NYSE no longer intends to delist Chinese firms despite U.S. executive order
The New York Stock Exchange announced late Monday it no longer plans to delist three Chinese companies.
Why it matters: The NYSE said last Thursday it would suspend trading action from Jan. 7 for China Mobile, China Telecom, and China Unicom Hong Kong following a Trump executive order that imposed restrictions on firms the U.S. identified as being affiliated with the Chinese military.
What they're saying: NYSE spokesperson Farrell Kramer declined to comment on what had changed in relation to compliance with the executive order.
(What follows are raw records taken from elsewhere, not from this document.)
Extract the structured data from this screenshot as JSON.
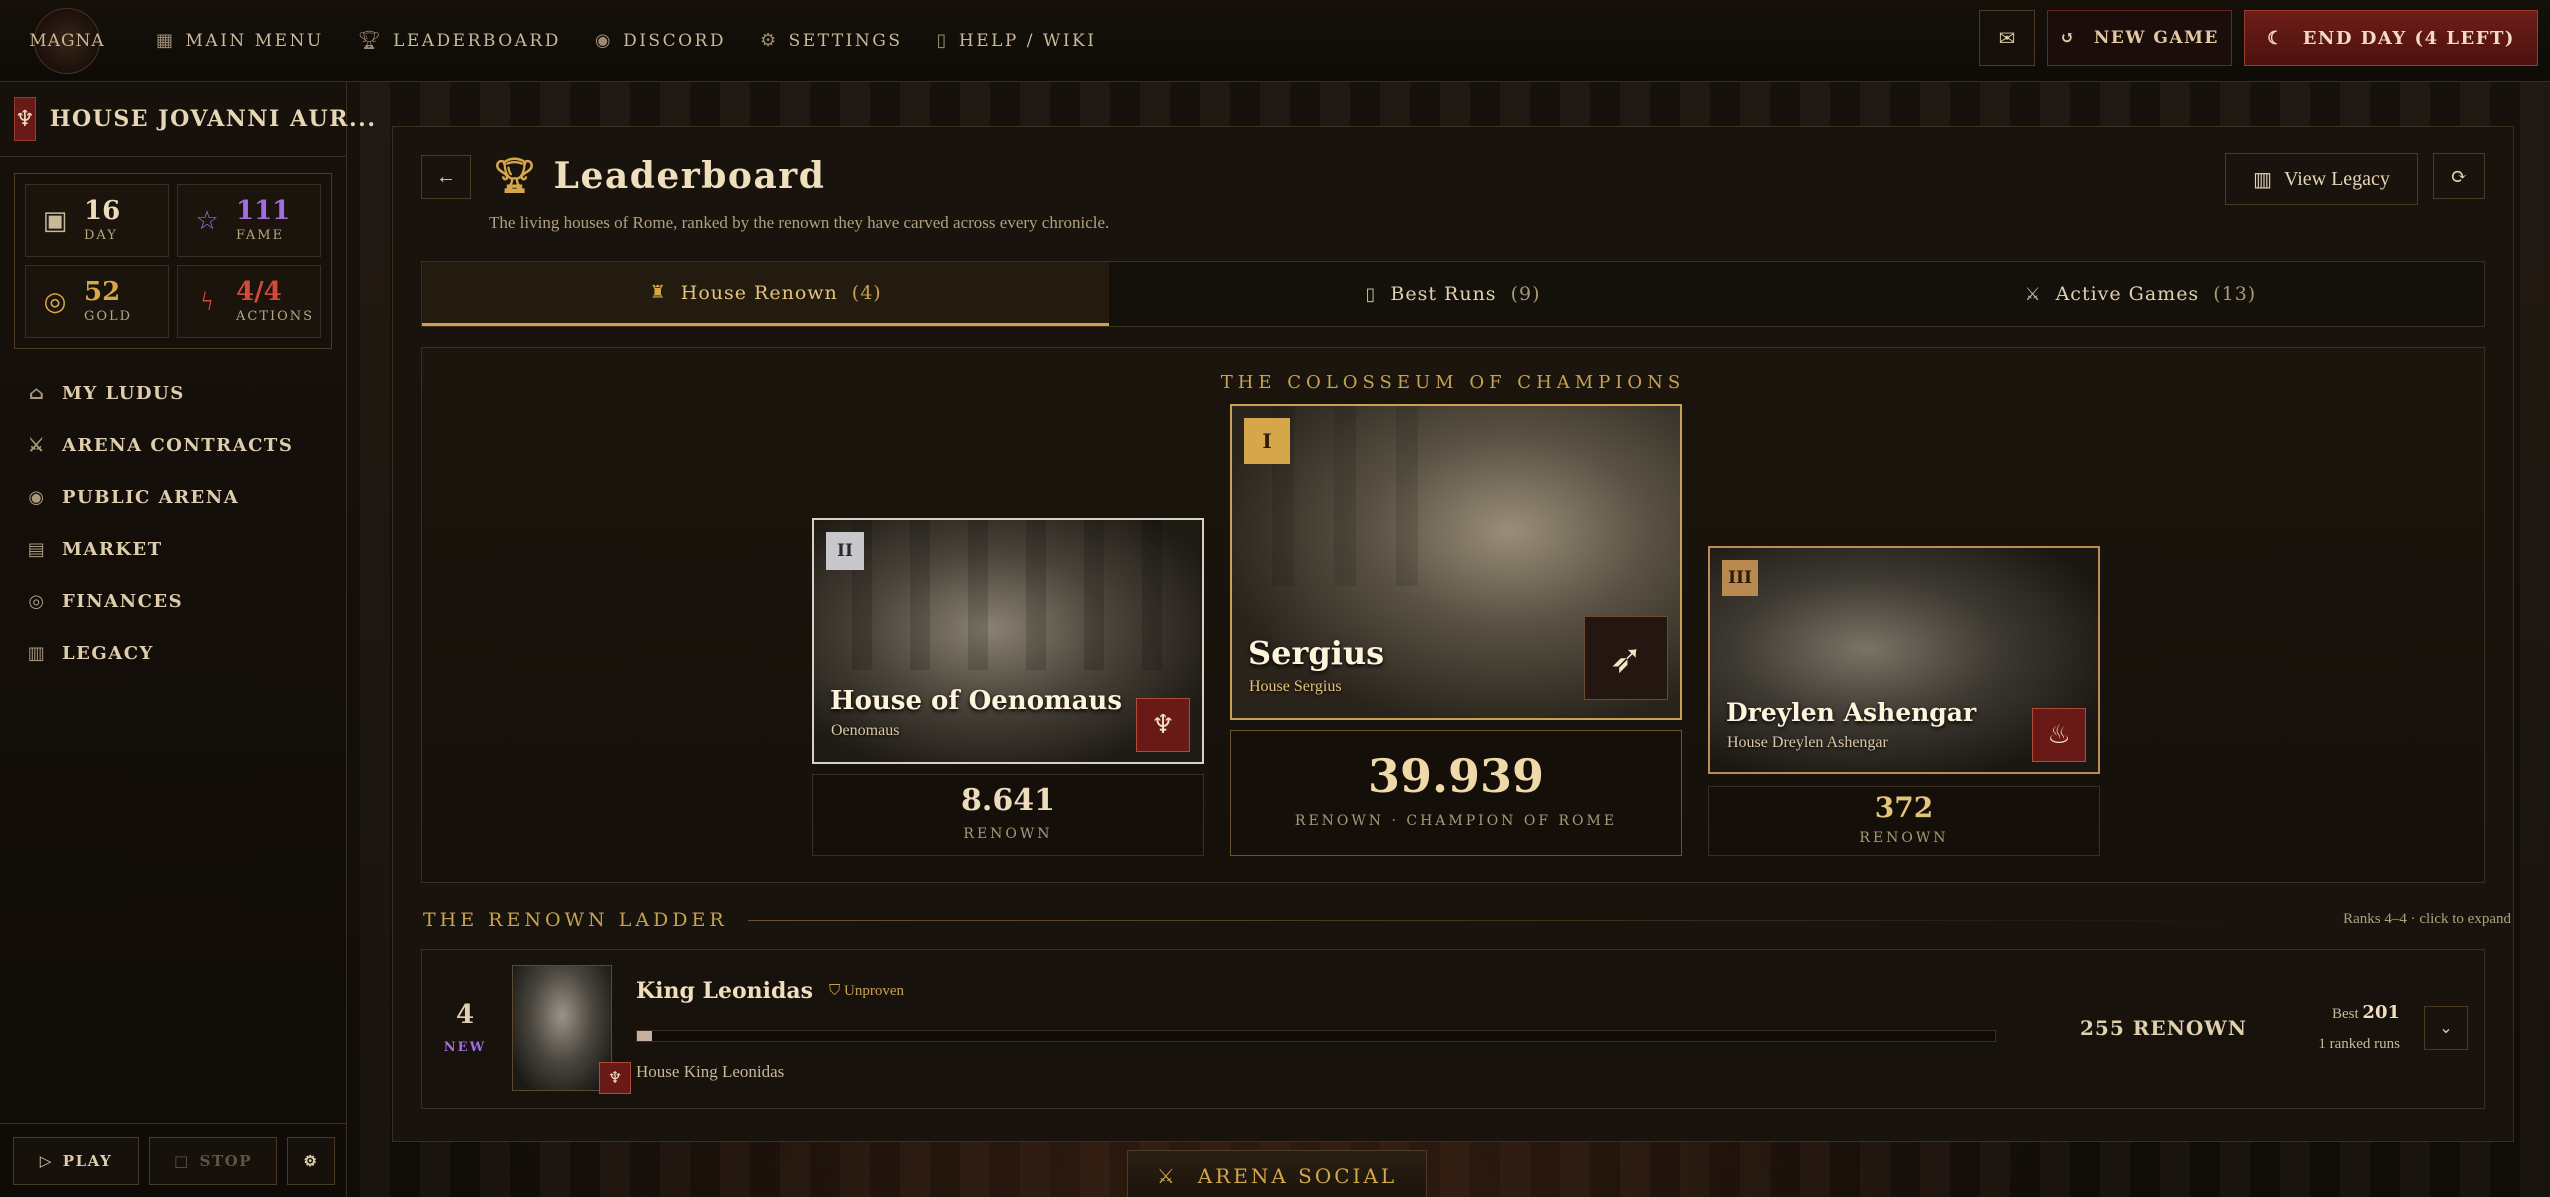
{
  "logo": "MAGNA",
  "nav": [
    {
      "label": "Main Menu",
      "icon": "grid-icon"
    },
    {
      "label": "Leaderboard",
      "icon": "trophy-icon"
    },
    {
      "label": "Discord",
      "icon": "discord-icon"
    },
    {
      "label": "Settings",
      "icon": "gear-icon"
    },
    {
      "label": "Help / Wiki",
      "icon": "book-icon"
    }
  ],
  "topbar": {
    "new_game": "NEW GAME",
    "end_day": "END DAY (4 LEFT)"
  },
  "sidebar": {
    "house_name": "HOUSE JOVANNI AUR...",
    "stats": {
      "day": {
        "value": "16",
        "label": "Day"
      },
      "fame": {
        "value": "111",
        "label": "Fame"
      },
      "gold": {
        "value": "52",
        "label": "Gold"
      },
      "actions": {
        "value": "4/4",
        "label": "Actions"
      }
    },
    "items": [
      {
        "label": "My Ludus",
        "icon": "home-icon"
      },
      {
        "label": "Arena Contracts",
        "icon": "swords-icon"
      },
      {
        "label": "Public Arena",
        "icon": "eye-icon"
      },
      {
        "label": "Market",
        "icon": "market-icon"
      },
      {
        "label": "Finances",
        "icon": "coins-icon"
      },
      {
        "label": "Legacy",
        "icon": "scroll-icon"
      }
    ],
    "play": "PLAY",
    "stop": "STOP"
  },
  "page": {
    "title": "Leaderboard",
    "subtitle": "The living houses of Rome, ranked by the renown they have carved across every chronicle.",
    "view_legacy": "View Legacy"
  },
  "tabs": [
    {
      "label": "House Renown",
      "count": "(4)",
      "active": true
    },
    {
      "label": "Best Runs",
      "count": "(9)",
      "active": false
    },
    {
      "label": "Active Games",
      "count": "(13)",
      "active": false
    }
  ],
  "podium": {
    "title": "The Colosseum of Champions",
    "first": {
      "rank": "I",
      "name": "Sergius",
      "house": "House Sergius",
      "score": "39.939",
      "label": "Renown · Champion of Rome"
    },
    "second": {
      "rank": "II",
      "name": "House of Oenomaus",
      "house": "Oenomaus",
      "score": "8.641",
      "label": "Renown"
    },
    "third": {
      "rank": "III",
      "name": "Dreylen Ashengar",
      "house": "House Dreylen Ashengar",
      "score": "372",
      "label": "Renown"
    }
  },
  "ladder": {
    "title": "The Renown Ladder",
    "hint": "Ranks 4–4 · click to expand",
    "rows": [
      {
        "rank": "4",
        "tag": "NEW",
        "name": "King Leonidas",
        "status": "Unproven",
        "house": "House King Leonidas",
        "score": "255 RENOWN",
        "progress": 0.011,
        "best_label": "Best",
        "best_value": "201",
        "runs": "1 ranked runs"
      }
    ]
  },
  "social": "Arena Social"
}
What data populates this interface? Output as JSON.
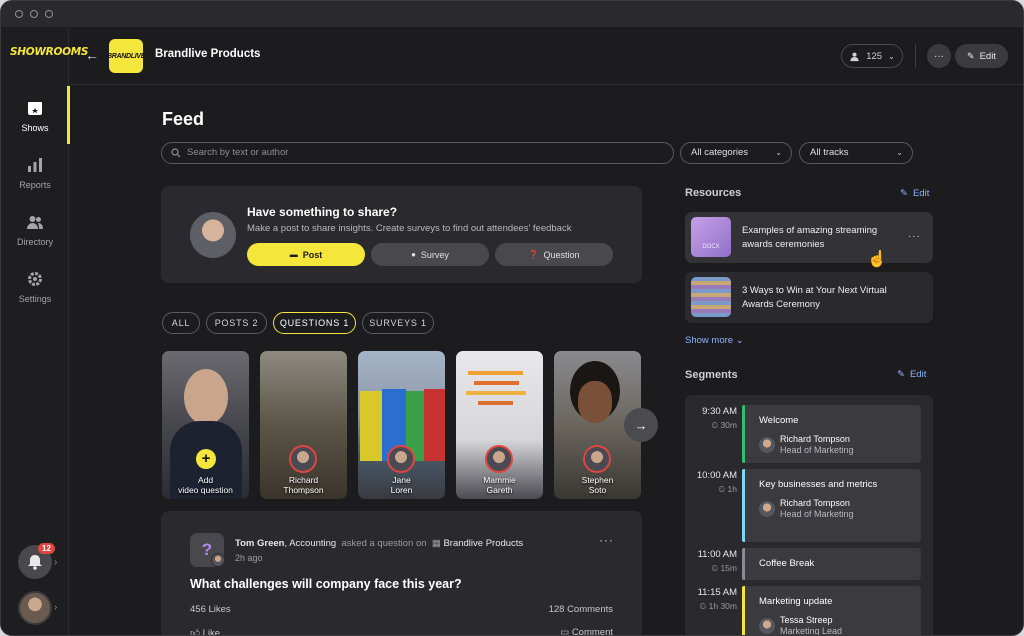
{
  "rail": {
    "logo": "SHOWROOMS",
    "items": [
      {
        "label": "Shows"
      },
      {
        "label": "Reports"
      },
      {
        "label": "Directory"
      },
      {
        "label": "Settings"
      }
    ],
    "notifications_count": "12"
  },
  "header": {
    "title": "Brandlive Products",
    "brand_logo_text": "BRANDLIVE",
    "attendee_count": "125",
    "more_label": "···",
    "edit_label": "Edit"
  },
  "feed": {
    "title": "Feed",
    "search_placeholder": "Search by text or author",
    "category_select": "All categories",
    "track_select": "All tracks"
  },
  "share": {
    "title": "Have something to share?",
    "subtitle": "Make a post to share insights. Create surveys to find out attendees' feedback",
    "post_label": "Post",
    "survey_label": "Survey",
    "question_label": "Question"
  },
  "filters": {
    "all": "ALL",
    "posts": "POSTS 2",
    "questions": "QUESTIONS 1",
    "surveys": "SURVEYS 1"
  },
  "stories": {
    "add_line1": "Add",
    "add_line2": "video question",
    "people": [
      {
        "first": "Richard",
        "last": "Thompson"
      },
      {
        "first": "Jane",
        "last": "Loren"
      },
      {
        "first": "Mammie",
        "last": "Gareth"
      },
      {
        "first": "Stephen",
        "last": "Soto"
      }
    ]
  },
  "post": {
    "author": "Tom Green",
    "author_suffix": ", Accounting",
    "action": "asked a question on",
    "target": "Brandlive Products",
    "time": "2h ago",
    "question": "What challenges will  company face this year?",
    "likes": "456 Likes",
    "comments": "128 Comments",
    "like_label": "Like",
    "comment_label": "Comment"
  },
  "resources": {
    "title": "Resources",
    "edit_label": "Edit",
    "items": [
      {
        "title": "Examples of amazing streaming awards ceremonies",
        "badge": "DOCX"
      },
      {
        "title": "3 Ways to Win at Your Next Virtual Awards Ceremony"
      }
    ],
    "show_more": "Show more"
  },
  "segments": {
    "title": "Segments",
    "edit_label": "Edit",
    "items": [
      {
        "time": "9:30 AM",
        "duration": "30m",
        "name": "Welcome",
        "person": "Richard Tompson",
        "role": "Head of Marketing",
        "color": "#2fbf71"
      },
      {
        "time": "10:00 AM",
        "duration": "1h",
        "name": "Key businesses and metrics",
        "person": "Richard Tompson",
        "role": "Head of Marketing",
        "color": "#7fd6f5"
      },
      {
        "time": "11:00 AM",
        "duration": "15m",
        "name": "Coffee Break",
        "color": "#8a8a90"
      },
      {
        "time": "11:15 AM",
        "duration": "1h 30m",
        "name": "Marketing update",
        "person": "Tessa Streep",
        "role": "Marketing Lead",
        "color": "#f5e63c"
      }
    ]
  },
  "colors": {
    "accent": "#f5e63c",
    "link": "#8fb2ff",
    "background": "#1c1c1f",
    "card": "#2a2a2e"
  }
}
But Kramer referred Axios to a stock exchange statement saying that "in light of further consultation" it no longer intends to move forward with the delisting action."
- "At this time, the Issuers will continue to be listed and traded on the NYSE," per the statement.
- "NYSE Regulation will continue to evaluate the applicability of Executive Order 13959 to these Issuers and their continued listing status."
Of note: The Chinese Ministry of Commerce on Saturday reacted to the NYSE's original announcement by saying it would take "necessary measures" to protect China's companies, per Reuters.
- "This kind of abuse of national security and state power to suppress Chinese firms does not comply with market rules and violates market logic," the ministry said in a statement.
Background: In November, President Trump signed the executive order prohibiting American firms and individuals from owning shares in any of the 31 Chinese companies previously listed as enabling China's army, effective Jan. 11.
- The order described the army is a threat to the U.S. and is "increasingly exploiting United States capital" to gain an edge in its military-industrial complex.
Editor's note: This article has been updated with new details throughout.